We’ve been trained to expect and look out for spam emails. But now, scammers are sending realistic-looking text messages (like the one above) posing as shipping and package delivery companies such as FedEx.
Since we originally published this piece, a new package delivery text message scam has been making the rounds. The main difference between the latest SMS phishing attempt and the one seen above is the addition of the recipient’s first name. The scammer likely believes that adding personal information might make the message appear more official, increasing the odds that the link is opened.
By taking a step back and analyzing the text message, it’s easy to spot that this is a scam. First, the phone number appears to be from someone’s personal number. Second, the sender never identifies themselves or the courier. Third, the link’s URL looks suspicious and unofficial. And, finally, the text message’s grammar doesn’t read as if it’s from a legitimate source.
As we’ve detailed below, it’s never safe to tap or click on links that come from senders that you aren’t familiar with. If a message ever looks fishy, you’re better off reporting and blocking the number and deleting the message.
This isn’t the first time that spammers have used SMS to send out fake messages, but more people appear to be receiving this specific package delivery scam message. As the recipient of one such attack, we decided to open the link and see what exactly is being shared. We DO NOT recommend you open the message or click on any links. Instead, you should immediately block the sender and delete the message.
After you click on the link, you’re taken to an obviously-fake Amazon listing and asked to take a customer satisfaction survey. As a thank you for answering some questions, you’re given the opportunity to claim an “expensive” product for free as a reward.
Now it’s time to tell the spammer where you live and provide them with a credit card number. As you can see, the “reward” is free but you still need to pay a small shipping and handling fee.
The real scam resides in the fine print. By agreeing to pay the small shipping fee, you’re also signing up for a 14-day trial to the company that sells the scammy products. After the trial period, you will be billed $98.95 every month and sent a new supply of whatever item you claimed as a reward.
Again, you should never click on a link that you think is coming from a spammer. And if you do accidentally open the link, you should definitely never enter your credit card number or provide the site with personal information.
Take a look at the below tweet if you think you’re good at identifying fake and real shipping messages. One of the screenshots is an identical message to the one we received and the other is a legitimate shipping notification.

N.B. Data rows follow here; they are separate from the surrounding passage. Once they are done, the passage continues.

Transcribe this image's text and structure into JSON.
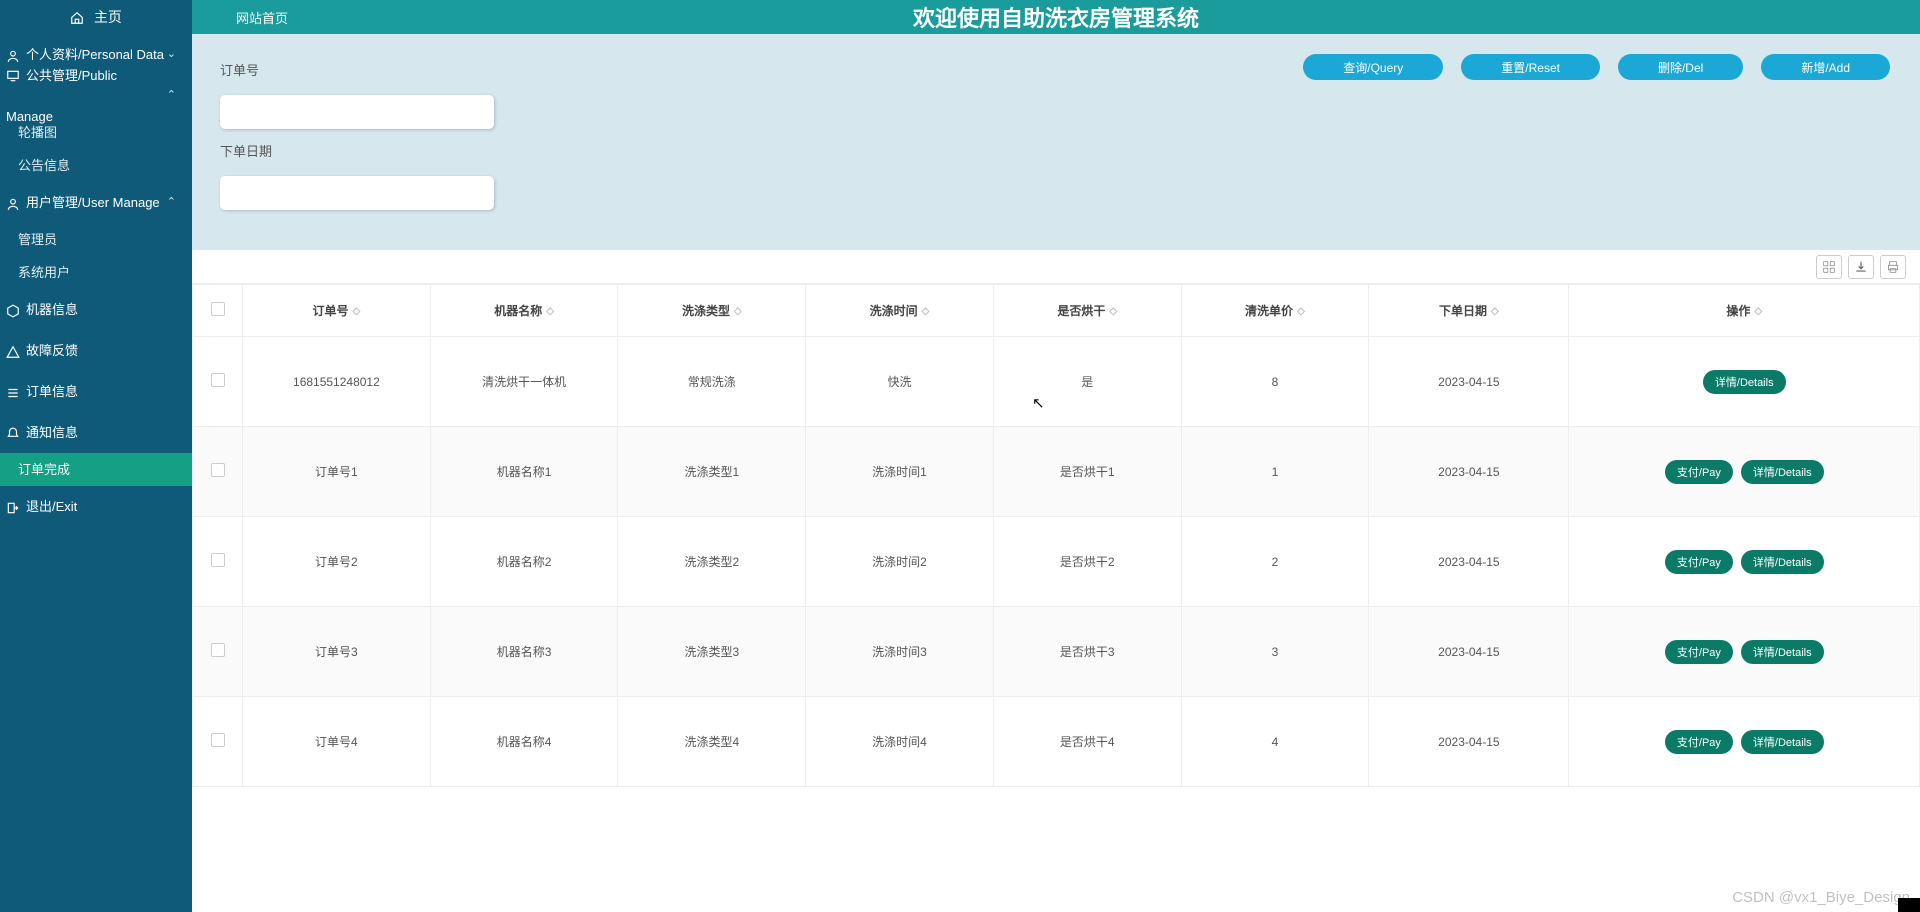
{
  "header": {
    "breadcrumb": "网站首页",
    "title": "欢迎使用自助洗衣房管理系统"
  },
  "sidebar": {
    "home": "主页",
    "sections": [
      {
        "label": "个人资料/Personal Data",
        "expanded": false,
        "items": []
      },
      {
        "label": "公共管理/Public Manage",
        "expanded": true,
        "items": [
          {
            "label": "轮播图"
          },
          {
            "label": "公告信息"
          }
        ]
      },
      {
        "label": "用户管理/User Manage",
        "expanded": true,
        "items": [
          {
            "label": "管理员"
          },
          {
            "label": "系统用户"
          }
        ]
      },
      {
        "label": "机器信息",
        "expanded": false,
        "items": []
      },
      {
        "label": "故障反馈",
        "expanded": false,
        "items": []
      },
      {
        "label": "订单信息",
        "expanded": false,
        "items": []
      },
      {
        "label": "通知信息",
        "expanded": false,
        "items": []
      },
      {
        "label": "订单完成",
        "active": true
      },
      {
        "label": "退出/Exit",
        "expanded": false,
        "items": []
      }
    ]
  },
  "query": {
    "order_label": "订单号",
    "order_value": "",
    "date_label": "下单日期",
    "date_value": "",
    "buttons": {
      "query": "查询/Query",
      "reset": "重置/Reset",
      "delete": "删除/Del",
      "add": "新增/Add"
    }
  },
  "table": {
    "headers": {
      "order": "订单号",
      "machine": "机器名称",
      "type": "洗涤类型",
      "time": "洗涤时间",
      "dry": "是否烘干",
      "price": "清洗单价",
      "date": "下单日期",
      "op": "操作"
    },
    "rows": [
      {
        "order": "1681551248012",
        "machine": "清洗烘干一体机",
        "type": "常规洗涤",
        "time": "快洗",
        "dry": "是",
        "price": "8",
        "date": "2023-04-15",
        "ops": [
          "详情/Details"
        ]
      },
      {
        "order": "订单号1",
        "machine": "机器名称1",
        "type": "洗涤类型1",
        "time": "洗涤时间1",
        "dry": "是否烘干1",
        "price": "1",
        "date": "2023-04-15",
        "ops": [
          "支付/Pay",
          "详情/Details"
        ]
      },
      {
        "order": "订单号2",
        "machine": "机器名称2",
        "type": "洗涤类型2",
        "time": "洗涤时间2",
        "dry": "是否烘干2",
        "price": "2",
        "date": "2023-04-15",
        "ops": [
          "支付/Pay",
          "详情/Details"
        ]
      },
      {
        "order": "订单号3",
        "machine": "机器名称3",
        "type": "洗涤类型3",
        "time": "洗涤时间3",
        "dry": "是否烘干3",
        "price": "3",
        "date": "2023-04-15",
        "ops": [
          "支付/Pay",
          "详情/Details"
        ]
      },
      {
        "order": "订单号4",
        "machine": "机器名称4",
        "type": "洗涤类型4",
        "time": "洗涤时间4",
        "dry": "是否烘干4",
        "price": "4",
        "date": "2023-04-15",
        "ops": [
          "支付/Pay",
          "详情/Details"
        ]
      }
    ]
  },
  "watermark": "CSDN @vx1_Biye_Design"
}
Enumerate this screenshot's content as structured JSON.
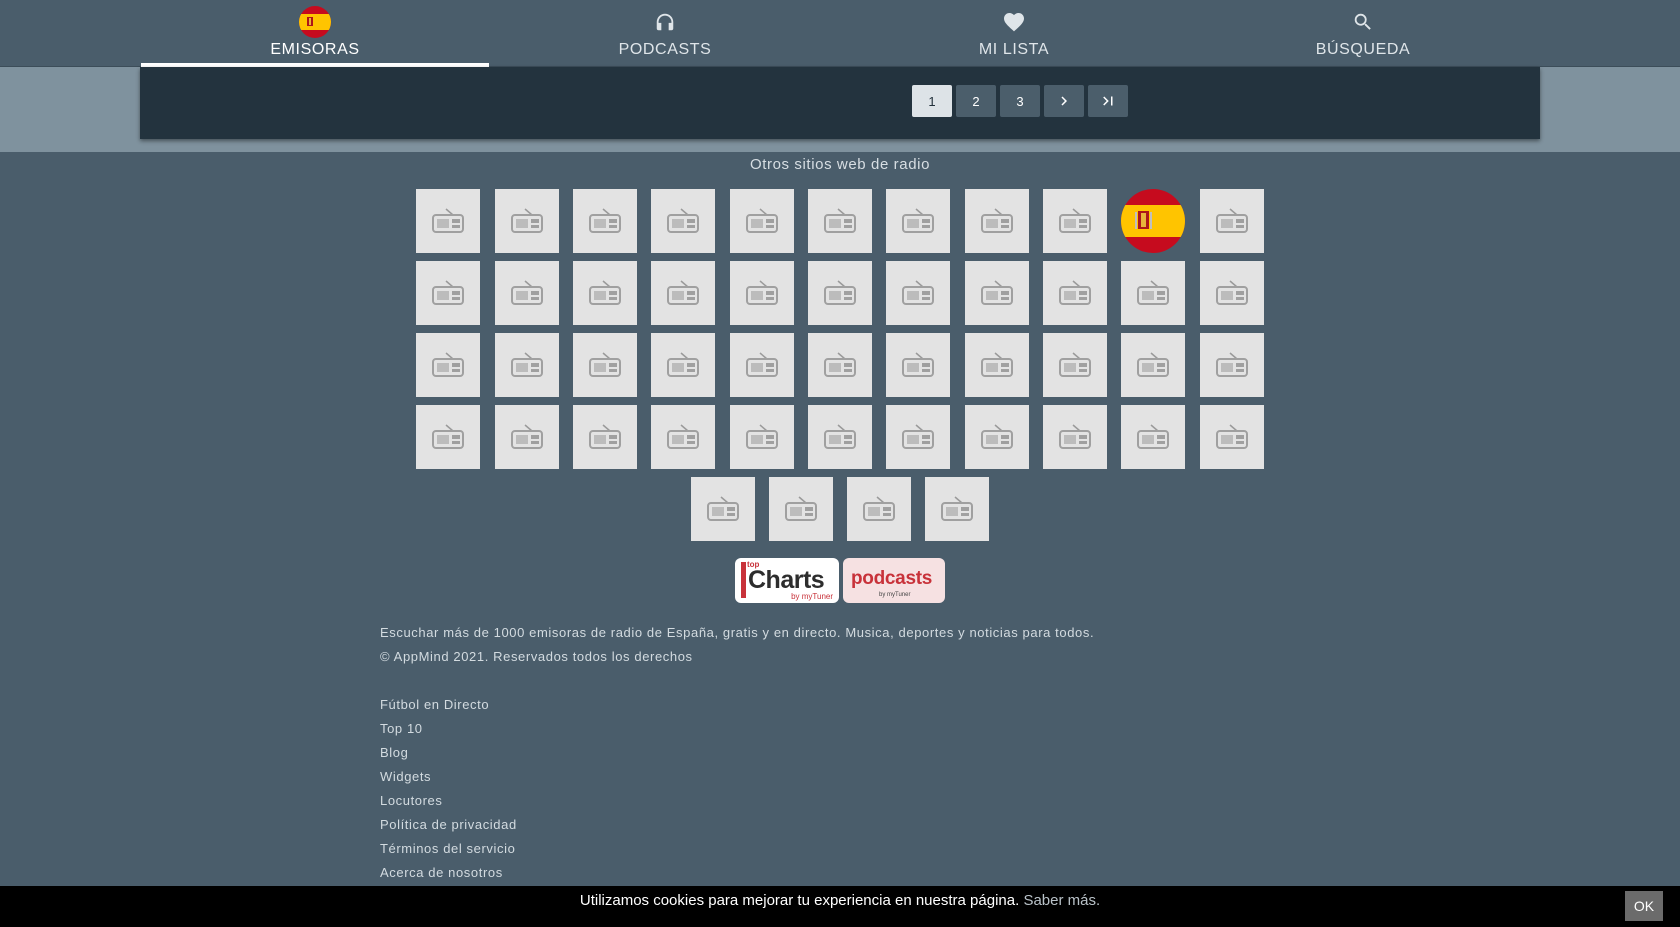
{
  "nav": {
    "tabs": [
      {
        "label": "EMISORAS",
        "icon": "spain-flag-icon",
        "active": true
      },
      {
        "label": "PODCASTS",
        "icon": "headphones-icon",
        "active": false
      },
      {
        "label": "MI LISTA",
        "icon": "heart-icon",
        "active": false
      },
      {
        "label": "BÚSQUEDA",
        "icon": "search-icon",
        "active": false
      }
    ]
  },
  "pagination": {
    "pages": [
      "1",
      "2",
      "3"
    ],
    "current_page": "1",
    "next_icon": "chevron-right-icon",
    "last_icon": "last-page-icon"
  },
  "other_sites": {
    "title": "Otros sitios web de radio",
    "tile_icon": "radio-icon",
    "highlighted_icon": "spain-flag-icon"
  },
  "badges": {
    "charts": {
      "top": "top",
      "main": "Charts",
      "by": "by myTuner"
    },
    "podcasts": {
      "main": "podcasts",
      "by": "by myTuner"
    }
  },
  "footer": {
    "description": "Escuchar más de 1000 emisoras de radio de España, gratis y en directo. Musica, deportes y noticias para todos.",
    "copyright": "© AppMind 2021. Reservados todos los derechos",
    "links": [
      "Fútbol en Directo",
      "Top 10",
      "Blog",
      "Widgets",
      "Locutores",
      "Política de privacidad",
      "Términos del servicio",
      "Acerca de nosotros"
    ]
  },
  "cookie": {
    "text": "Utilizamos cookies para mejorar tu experiencia en nuestra página.",
    "more": "Saber más.",
    "ok": "OK"
  },
  "colors": {
    "background": "#4a5d6b",
    "pager_band": "#7f929e",
    "pager_box": "#23333e",
    "tile": "#e3e3e3",
    "brand_red": "#c8323a"
  }
}
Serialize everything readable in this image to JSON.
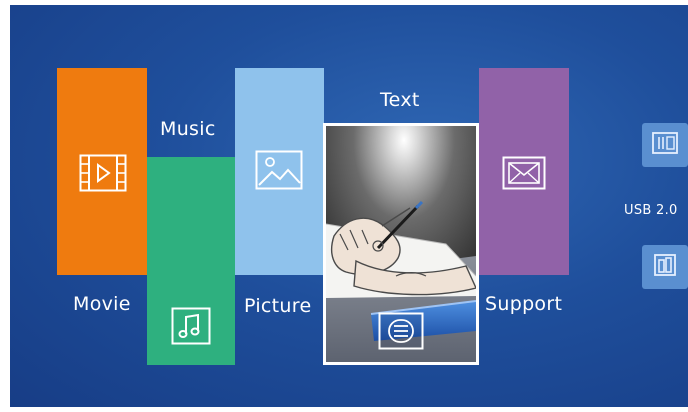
{
  "menu": {
    "movie": {
      "label": "Movie",
      "color": "#ef7b0f"
    },
    "music": {
      "label": "Music",
      "color": "#2eb07f"
    },
    "picture": {
      "label": "Picture",
      "color": "#8fc2ec"
    },
    "text": {
      "label": "Text",
      "selected": true
    },
    "support": {
      "label": "Support",
      "color": "#9162a8"
    }
  },
  "side": {
    "usb_label": "USB 2.0",
    "icons": [
      "sd-card-icon",
      "usb-drive-icon"
    ]
  },
  "colors": {
    "background": "#1f4f9c",
    "side_box": "#5a8fd0",
    "selection_border": "#ffffff"
  }
}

If you’ve become the target of these types of spam messages, we recommend blocking the number immediately. iPhone and Android users both have access to built-in spam-blocking tools that should help cut down on the number of fake messages.
Be safe out there!